The Undimmed Appeal Of The Gibson Girl
December 1957 | Volume 9, Issue 1
Actually, by the turn of the century, the outdoor life was an accepted thing in upper class circles, chiefly along the eastern seaboard. With the exception of bicycling (that great liberator of American women as a whole) most outdoor sports suitable for mixed company began as diversions for the well-to-do and gradually filtered downward in the social scale to become the property of the masses. Public tennis courts and golf courses were many years in the future. The automobile, in its early years, was a rich man’s toy rather than the necessary adjunct of every American family which it is today.
So, when Gibson put a racket or a niblick in his heroine’s graceful hand, he was reflecting the mores of that small sector of the social scene that most interested him. In his preoccupation with romance, he was also quick to see that these games offered ideal situations for unchaperoned but wholly respectable association between the sexes. An afternoon on the links— what an admirable setting for courtship! One of his best-known drawings, entitled “Is A Caddy Always Necessary?” depicts a young couple seated glumly on a bunker, hoping their gangling young club carrier will realize their desire to be alone. One may be assured that even if these goddesses could handily defeat their adoring opponents, they were far too tactful to do so.
Oddly enough, when the Gay Nineties are revived today in revue skit or greeting card, the spectacle bears no resemblance to the Gibson Girl or her circle. All the men have handle-bar moustaches and the girls are made up as Sweet Rosie O’Grady or Mamie O’Rourke. In other words, they are low life. Very merry, very gay, but definitely low life. The Gibson Girl was just as definitely high life. Moreover, whereas these jovial modern revivals from the Bowery are comic valentines, the Gibson Girl defies caricature. The short-haired, short-skirted hoyden of the twenties, the flapper immortalized by John Held, was something of a caricature to begin with.

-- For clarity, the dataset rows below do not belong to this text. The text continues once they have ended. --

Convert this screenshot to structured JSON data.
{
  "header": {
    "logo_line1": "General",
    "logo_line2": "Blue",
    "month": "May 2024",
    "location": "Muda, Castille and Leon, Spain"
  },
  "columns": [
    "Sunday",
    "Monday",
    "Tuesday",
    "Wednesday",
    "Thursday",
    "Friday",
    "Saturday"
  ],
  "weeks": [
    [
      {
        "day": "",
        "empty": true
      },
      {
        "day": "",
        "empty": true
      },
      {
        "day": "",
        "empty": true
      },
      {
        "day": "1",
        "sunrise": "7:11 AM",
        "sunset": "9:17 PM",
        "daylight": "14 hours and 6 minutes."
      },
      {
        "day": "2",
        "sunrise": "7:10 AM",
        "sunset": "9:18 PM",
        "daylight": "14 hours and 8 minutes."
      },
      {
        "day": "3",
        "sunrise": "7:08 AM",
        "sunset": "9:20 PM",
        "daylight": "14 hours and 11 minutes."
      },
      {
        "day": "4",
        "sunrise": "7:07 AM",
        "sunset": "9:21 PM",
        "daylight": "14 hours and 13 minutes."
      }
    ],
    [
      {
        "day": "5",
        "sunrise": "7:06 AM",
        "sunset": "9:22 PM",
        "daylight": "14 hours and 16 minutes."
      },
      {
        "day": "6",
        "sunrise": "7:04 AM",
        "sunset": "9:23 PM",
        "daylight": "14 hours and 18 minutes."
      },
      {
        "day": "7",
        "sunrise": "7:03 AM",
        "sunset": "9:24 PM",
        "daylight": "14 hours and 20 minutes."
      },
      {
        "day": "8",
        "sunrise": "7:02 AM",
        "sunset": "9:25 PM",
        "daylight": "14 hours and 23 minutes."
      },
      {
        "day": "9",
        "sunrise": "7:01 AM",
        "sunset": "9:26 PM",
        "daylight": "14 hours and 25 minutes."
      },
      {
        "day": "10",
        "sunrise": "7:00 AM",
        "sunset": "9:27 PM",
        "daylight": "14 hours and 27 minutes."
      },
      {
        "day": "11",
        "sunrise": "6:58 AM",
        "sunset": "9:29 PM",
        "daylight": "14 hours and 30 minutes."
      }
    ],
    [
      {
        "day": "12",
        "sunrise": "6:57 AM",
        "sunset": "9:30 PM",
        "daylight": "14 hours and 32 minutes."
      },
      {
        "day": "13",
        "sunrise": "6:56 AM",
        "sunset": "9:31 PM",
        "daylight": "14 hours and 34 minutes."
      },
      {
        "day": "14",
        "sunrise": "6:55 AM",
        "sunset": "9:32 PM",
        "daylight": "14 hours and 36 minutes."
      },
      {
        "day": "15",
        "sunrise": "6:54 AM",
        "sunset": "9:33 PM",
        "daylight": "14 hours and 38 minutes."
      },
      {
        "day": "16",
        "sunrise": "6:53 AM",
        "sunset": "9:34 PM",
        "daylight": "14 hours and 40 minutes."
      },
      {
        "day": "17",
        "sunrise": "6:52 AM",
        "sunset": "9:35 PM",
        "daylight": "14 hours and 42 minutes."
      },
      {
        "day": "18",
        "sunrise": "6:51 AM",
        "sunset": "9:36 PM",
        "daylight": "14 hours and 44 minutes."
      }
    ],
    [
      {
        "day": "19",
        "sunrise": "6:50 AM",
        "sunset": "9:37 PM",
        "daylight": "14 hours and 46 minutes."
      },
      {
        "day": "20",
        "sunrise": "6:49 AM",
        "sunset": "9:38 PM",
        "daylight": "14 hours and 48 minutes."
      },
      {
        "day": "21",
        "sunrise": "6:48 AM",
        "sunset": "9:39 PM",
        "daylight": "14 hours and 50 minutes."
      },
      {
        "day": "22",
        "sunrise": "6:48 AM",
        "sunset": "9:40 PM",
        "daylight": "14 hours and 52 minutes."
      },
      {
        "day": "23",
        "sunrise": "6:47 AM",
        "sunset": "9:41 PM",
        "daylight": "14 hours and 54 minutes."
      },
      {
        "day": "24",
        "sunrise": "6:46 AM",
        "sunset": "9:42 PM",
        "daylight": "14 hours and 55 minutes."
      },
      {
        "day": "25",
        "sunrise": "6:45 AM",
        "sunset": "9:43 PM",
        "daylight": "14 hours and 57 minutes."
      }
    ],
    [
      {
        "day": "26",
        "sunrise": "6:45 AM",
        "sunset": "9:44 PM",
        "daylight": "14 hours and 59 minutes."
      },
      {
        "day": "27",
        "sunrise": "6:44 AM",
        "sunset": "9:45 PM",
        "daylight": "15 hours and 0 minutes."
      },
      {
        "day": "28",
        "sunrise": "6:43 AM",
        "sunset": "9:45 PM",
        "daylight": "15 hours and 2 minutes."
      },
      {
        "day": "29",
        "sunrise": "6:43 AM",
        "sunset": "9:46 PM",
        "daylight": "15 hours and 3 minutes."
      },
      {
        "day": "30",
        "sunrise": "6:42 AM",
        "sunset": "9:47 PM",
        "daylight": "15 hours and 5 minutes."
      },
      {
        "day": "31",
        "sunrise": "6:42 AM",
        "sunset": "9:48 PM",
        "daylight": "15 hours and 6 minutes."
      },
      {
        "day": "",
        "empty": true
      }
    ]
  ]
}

It is almost impossible to exaggerate her. For quite another reason, the Gibson Girl remains as she was created, immaculate and bewitching. To burlesque her would be sacrilege.